Table of Contents
The following diagram shows the architectural overview of the relationship between the Authorities (e.g. Library of Congress, OCLC Fast, dbPedia, etc.), the Questioning Authority (QA) normalization layer, and the display of content for selection in an application's UI.
- The UI layer shows using either Vitrolib or Hyrax. Other applications could also be integrated with this stack.
- In this example, Hyrax/Vitrolib UI makes a query request through QA which is configured to make a query request against OCLC FAST directly. OCLC FAST returns RDF search results which QA normalizes to JSON with URI, ID, and Label included for each search result. Hyrax or Vitrolib uses the normalized JSON to back an autocomplete field.
- The example shows Hyrax/Vitrolib making a query request and receiving multiple results. QA also supports fetching additional information for a single term.
- QA could have been configured to go against a number of external authorities directly or against a server cache. Configurations exist for OCLC FAST, Agrovoc, and Geonames for query search and term fetch. LoC is configured for term fetch only.
- Three potential server cache technologies are included in the diagram. As a proof of concept, a test app was configured to access the Jena-Fuseki-Lucene cache server. The others have not been tested.
- Future work in QA will normalize RDF in an expanded JSON format that will include additional context values that can be used by the UI layer for lookup with context.
- All cache technologies can be supported without changes to QA if they meet these assumptions:

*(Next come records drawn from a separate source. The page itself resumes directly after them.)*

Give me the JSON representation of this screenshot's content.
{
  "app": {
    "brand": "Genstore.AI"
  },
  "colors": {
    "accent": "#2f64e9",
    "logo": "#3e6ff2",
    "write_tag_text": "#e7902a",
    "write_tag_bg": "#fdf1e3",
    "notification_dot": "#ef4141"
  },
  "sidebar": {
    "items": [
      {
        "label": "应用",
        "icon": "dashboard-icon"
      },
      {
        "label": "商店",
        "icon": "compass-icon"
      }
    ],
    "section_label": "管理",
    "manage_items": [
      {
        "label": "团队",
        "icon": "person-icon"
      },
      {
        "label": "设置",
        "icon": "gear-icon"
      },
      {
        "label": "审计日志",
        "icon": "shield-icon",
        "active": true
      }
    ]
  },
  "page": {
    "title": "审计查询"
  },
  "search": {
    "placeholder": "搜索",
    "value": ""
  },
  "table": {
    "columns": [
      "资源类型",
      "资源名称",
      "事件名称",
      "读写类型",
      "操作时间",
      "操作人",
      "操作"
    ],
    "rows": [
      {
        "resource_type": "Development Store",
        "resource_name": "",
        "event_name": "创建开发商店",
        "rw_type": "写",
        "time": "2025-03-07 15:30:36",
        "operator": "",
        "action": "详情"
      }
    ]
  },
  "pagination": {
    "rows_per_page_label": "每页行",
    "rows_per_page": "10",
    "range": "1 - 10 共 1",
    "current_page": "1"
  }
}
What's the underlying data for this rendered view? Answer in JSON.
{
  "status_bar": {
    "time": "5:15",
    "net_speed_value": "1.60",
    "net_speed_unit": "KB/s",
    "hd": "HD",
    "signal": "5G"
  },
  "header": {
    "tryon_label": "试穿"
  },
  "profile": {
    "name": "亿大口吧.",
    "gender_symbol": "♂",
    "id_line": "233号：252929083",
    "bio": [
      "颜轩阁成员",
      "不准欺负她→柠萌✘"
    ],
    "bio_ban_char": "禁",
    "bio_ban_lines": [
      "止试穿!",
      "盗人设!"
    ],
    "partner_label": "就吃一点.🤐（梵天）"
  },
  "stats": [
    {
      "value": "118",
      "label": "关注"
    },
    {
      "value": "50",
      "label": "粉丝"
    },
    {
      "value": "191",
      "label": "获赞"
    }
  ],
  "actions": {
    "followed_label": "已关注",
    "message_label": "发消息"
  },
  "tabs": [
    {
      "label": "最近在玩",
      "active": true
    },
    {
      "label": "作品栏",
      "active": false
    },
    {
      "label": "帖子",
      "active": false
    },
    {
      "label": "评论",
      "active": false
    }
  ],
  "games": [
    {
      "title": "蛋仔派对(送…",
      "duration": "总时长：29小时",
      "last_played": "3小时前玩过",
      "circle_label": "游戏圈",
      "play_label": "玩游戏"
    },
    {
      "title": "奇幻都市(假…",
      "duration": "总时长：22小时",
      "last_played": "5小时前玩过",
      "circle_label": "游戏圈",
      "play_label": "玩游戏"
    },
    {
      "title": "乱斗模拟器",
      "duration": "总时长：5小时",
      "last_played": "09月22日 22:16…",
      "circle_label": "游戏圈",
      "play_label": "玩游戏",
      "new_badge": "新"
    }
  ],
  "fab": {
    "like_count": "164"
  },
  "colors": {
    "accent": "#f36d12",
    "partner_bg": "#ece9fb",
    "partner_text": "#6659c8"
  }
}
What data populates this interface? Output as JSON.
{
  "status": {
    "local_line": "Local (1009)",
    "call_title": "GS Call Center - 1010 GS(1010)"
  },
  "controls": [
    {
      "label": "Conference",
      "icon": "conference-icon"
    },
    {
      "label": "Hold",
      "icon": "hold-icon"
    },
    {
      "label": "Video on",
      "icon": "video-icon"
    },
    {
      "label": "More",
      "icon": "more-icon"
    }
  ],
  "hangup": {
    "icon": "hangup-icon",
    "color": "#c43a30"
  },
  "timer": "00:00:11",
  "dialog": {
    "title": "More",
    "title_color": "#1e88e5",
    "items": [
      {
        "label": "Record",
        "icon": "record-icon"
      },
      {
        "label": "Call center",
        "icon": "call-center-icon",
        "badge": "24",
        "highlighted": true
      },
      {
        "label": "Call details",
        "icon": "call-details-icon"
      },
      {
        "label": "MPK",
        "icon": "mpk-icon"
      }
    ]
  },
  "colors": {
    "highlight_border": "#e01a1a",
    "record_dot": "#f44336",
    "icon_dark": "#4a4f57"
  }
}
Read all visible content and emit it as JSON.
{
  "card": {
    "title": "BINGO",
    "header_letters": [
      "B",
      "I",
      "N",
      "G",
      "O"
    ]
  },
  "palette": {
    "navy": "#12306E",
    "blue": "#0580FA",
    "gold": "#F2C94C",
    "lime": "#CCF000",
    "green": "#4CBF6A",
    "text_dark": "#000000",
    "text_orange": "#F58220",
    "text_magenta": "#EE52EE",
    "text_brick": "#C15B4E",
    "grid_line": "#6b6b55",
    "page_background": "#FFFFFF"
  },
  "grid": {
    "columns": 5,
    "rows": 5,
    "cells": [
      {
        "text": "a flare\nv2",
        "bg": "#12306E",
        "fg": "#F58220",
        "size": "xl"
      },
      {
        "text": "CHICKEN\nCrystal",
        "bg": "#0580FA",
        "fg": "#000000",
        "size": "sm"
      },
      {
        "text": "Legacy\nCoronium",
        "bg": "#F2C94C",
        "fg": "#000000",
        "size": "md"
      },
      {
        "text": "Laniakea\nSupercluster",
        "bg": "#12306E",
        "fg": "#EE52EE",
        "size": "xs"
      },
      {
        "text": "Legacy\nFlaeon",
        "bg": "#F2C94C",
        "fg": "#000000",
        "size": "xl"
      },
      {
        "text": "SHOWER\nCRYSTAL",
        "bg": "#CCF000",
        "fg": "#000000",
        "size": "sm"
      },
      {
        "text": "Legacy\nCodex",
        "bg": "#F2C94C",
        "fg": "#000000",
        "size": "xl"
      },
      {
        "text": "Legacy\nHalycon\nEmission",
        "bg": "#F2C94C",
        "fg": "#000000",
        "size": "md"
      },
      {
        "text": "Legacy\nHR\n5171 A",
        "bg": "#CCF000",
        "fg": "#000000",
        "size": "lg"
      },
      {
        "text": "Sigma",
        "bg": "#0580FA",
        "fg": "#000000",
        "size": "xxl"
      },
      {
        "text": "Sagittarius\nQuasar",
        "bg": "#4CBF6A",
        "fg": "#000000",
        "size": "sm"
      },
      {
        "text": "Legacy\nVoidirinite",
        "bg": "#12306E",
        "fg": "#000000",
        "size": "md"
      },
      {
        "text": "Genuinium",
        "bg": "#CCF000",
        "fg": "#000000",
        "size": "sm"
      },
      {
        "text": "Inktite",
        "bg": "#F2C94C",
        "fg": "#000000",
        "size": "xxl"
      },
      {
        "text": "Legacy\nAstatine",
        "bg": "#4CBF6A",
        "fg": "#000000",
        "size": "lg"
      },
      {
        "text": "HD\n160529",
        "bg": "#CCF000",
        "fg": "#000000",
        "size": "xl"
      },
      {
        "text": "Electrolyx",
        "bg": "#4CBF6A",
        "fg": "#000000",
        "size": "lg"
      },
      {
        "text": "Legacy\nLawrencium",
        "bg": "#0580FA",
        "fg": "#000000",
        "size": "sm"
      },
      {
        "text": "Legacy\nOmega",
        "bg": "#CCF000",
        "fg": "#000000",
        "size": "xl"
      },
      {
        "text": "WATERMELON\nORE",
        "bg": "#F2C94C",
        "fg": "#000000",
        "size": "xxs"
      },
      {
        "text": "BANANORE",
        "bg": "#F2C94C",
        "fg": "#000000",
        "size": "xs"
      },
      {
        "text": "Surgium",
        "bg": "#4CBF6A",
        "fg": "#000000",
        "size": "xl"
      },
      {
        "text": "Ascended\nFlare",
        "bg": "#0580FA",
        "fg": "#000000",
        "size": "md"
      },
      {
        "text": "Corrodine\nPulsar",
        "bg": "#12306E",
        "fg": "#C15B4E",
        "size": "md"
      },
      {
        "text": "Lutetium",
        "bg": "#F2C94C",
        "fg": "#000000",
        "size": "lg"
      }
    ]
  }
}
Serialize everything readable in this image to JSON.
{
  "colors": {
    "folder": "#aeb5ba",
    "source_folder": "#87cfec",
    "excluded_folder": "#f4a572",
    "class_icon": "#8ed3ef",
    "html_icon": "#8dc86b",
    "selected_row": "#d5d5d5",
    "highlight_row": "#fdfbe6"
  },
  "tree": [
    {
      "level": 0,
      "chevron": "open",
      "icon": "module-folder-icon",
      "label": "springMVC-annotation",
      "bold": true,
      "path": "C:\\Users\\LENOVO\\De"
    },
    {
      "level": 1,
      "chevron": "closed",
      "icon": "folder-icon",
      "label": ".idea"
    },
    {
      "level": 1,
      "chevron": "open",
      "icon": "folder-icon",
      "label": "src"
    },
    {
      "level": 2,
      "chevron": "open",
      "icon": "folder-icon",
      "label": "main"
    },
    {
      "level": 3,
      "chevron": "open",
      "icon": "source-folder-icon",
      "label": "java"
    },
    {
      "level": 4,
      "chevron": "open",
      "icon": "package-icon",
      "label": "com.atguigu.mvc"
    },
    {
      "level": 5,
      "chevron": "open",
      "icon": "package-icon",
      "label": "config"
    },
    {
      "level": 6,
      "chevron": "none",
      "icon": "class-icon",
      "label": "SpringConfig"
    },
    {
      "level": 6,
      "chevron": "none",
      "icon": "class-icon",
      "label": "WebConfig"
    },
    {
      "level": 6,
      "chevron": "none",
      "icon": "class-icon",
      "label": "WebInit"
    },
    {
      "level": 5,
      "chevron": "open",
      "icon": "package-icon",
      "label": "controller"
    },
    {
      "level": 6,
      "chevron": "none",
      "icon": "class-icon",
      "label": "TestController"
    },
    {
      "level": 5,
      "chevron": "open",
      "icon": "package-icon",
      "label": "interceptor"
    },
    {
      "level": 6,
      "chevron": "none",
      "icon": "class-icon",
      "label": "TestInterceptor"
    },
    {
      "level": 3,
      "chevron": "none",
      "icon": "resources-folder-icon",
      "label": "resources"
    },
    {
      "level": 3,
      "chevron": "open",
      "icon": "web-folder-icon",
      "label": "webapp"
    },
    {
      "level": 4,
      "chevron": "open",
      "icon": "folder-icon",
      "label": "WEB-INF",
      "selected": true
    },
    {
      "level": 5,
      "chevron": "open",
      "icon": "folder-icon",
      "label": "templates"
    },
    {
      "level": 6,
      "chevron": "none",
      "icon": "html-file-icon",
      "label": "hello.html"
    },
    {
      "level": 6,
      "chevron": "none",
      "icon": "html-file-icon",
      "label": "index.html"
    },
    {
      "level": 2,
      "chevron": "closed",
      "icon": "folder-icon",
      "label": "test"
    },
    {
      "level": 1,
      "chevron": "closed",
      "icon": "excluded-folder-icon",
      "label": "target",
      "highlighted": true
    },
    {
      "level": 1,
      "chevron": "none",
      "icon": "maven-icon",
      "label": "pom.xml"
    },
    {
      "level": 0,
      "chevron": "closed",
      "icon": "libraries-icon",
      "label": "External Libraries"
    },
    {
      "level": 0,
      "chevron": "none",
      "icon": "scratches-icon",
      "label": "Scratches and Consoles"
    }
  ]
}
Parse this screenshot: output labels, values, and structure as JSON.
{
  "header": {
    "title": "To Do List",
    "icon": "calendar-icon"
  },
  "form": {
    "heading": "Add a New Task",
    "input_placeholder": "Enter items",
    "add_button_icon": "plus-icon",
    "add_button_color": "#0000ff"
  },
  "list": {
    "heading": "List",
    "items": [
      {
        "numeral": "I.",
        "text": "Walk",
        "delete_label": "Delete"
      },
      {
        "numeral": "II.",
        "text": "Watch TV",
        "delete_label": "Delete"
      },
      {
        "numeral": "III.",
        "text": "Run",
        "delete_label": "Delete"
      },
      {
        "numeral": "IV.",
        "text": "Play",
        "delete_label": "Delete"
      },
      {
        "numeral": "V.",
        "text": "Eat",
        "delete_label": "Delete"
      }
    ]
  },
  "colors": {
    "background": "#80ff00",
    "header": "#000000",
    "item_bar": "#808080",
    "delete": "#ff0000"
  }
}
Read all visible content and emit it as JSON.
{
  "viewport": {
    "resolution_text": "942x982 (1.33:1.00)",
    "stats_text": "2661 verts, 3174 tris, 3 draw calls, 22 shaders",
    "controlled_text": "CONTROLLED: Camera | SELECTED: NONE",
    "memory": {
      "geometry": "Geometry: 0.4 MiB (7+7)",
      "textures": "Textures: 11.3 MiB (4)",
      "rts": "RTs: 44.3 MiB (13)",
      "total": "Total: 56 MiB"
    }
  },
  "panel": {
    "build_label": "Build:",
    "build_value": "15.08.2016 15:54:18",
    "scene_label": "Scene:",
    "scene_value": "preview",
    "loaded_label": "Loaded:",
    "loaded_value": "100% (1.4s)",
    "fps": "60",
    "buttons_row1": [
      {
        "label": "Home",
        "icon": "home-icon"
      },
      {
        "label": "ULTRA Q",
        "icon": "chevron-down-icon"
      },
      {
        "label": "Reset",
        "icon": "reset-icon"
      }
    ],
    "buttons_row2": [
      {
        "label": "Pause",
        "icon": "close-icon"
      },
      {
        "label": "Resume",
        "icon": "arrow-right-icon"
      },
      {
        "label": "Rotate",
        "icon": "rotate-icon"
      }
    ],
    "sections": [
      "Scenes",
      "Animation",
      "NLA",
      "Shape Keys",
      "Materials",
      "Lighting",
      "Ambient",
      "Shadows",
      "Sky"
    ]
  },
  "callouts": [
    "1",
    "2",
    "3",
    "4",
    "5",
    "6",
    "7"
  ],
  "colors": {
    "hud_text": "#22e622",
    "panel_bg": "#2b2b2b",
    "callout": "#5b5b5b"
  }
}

- Server (e.g. external authority or cache server) provides an API supporting two types of calls…
- QUERY: q=any full or partial string value
- FETCH: id or URI=id_or_uri_to_a_single_term
- Server returns RDF in just about any RDF serialization
- Supporting multiple requests to an LDF server requires modifications to QA. (Potential Future Work)
Direct access to authorities is subject to outages and service delays that are outside the control of the library. To address stability of authorities, we are exploring several backend caching schemes. These include work at Iowa University into caching authority data in a Jena-Fuseki Triplestore with a Lucene search layer for querying. Harvard has explored a http://linkeddatafragments.org linked data fragments server implementation. Cornell investigated the Samvera community's Active-Triples linked data fragments implementation which uses Marmotta or Blazegraph as the backing triplestore.
We are moving forward with extending the Jena-Fuseki-Lucene approach for caching external authority data. This approach will serve as the back-end for VitroLib installations for cataloging experimentation and Hyrax repository applications. The QA and UI components being developed will also be able to work with the other back-end approaches, but we will not be exploring them further at this time and they may require additional work to be fully functioning.
The original Questioning Authority (QA) code used non-linked data APIs to access authorities. This required coding of a one-off process for each authority to access the API and interpret the proprietary results format. We extended the QA code to include a single process for accessing linked data based APIs and interpreting the linked data results. There are still differences in the access APIs and results can be returned in a number of ontologies. These differences are encoded in a configuration for each authority which includes the access URLs and identification of the predicates serving particular roles in the UI. The results are normalized into a JSON structure allowing front-end UIs to process all data the same.
The UI experimentation looks at how to get linked data into an application and how to leverage linked data once it is in.
The primary challenge that we are addressing for getting linked data into an application is through a selection process from an authority. The methods of selection we have explored are:
- Autocomplete - The user begins typing in a form field. As they type, a list drops below the box showing potential matches. The user can select from the list. The list is driven by data accessed from an authority and normalized by QA for use in an autocomplete list. These work has been successfully demonstrated in a Hyrax application and in VitroLib.
- Lookup with Context - The user chooses to do a lookup for a form field. The user types a search query that accesses an authority through a normalization process in QA. QA returns matching terms and values for predetermined context fields for the matching terms. The user is then able to select one or more terms using the additional context to aid in their decision making process. The additional context is expected to enable users to make more accurate selections thus improving overall data quality. This work is in the early design stages. See mockups for current design.
In both cases, the URI for the selected term is stored by the application. In some cases, the label of the selected term is also stored. For Hyrax applications, the URI is stored with the repository object and the label is stored in the solr index to allow for search results matching in the application.
Linked data can be leveraged in several ways.
- Fetch current label for a URI from the authority or a cache of the authority. (Demonstrated in Hyrax and VitroLib)
- Include additional information for a term from the same authority. (Demonstrated in Hyrax)
- Include additional information for a term from additional authorities. (Demonstrated in Hyrax and Hip Hop Collections visualizations)
- Allow users to follow linked data to explore the deeper graph. (Potential Future Work)
See Linked Data in Hyrax LDCX presentation for visual representations of the Hyrax app implementation leveraging data. The longer Using Questioning Authority Gem to access Linked Data for Hydra and Beyond presentation also includes screen shots from VitroLib and Hip Hop Collections.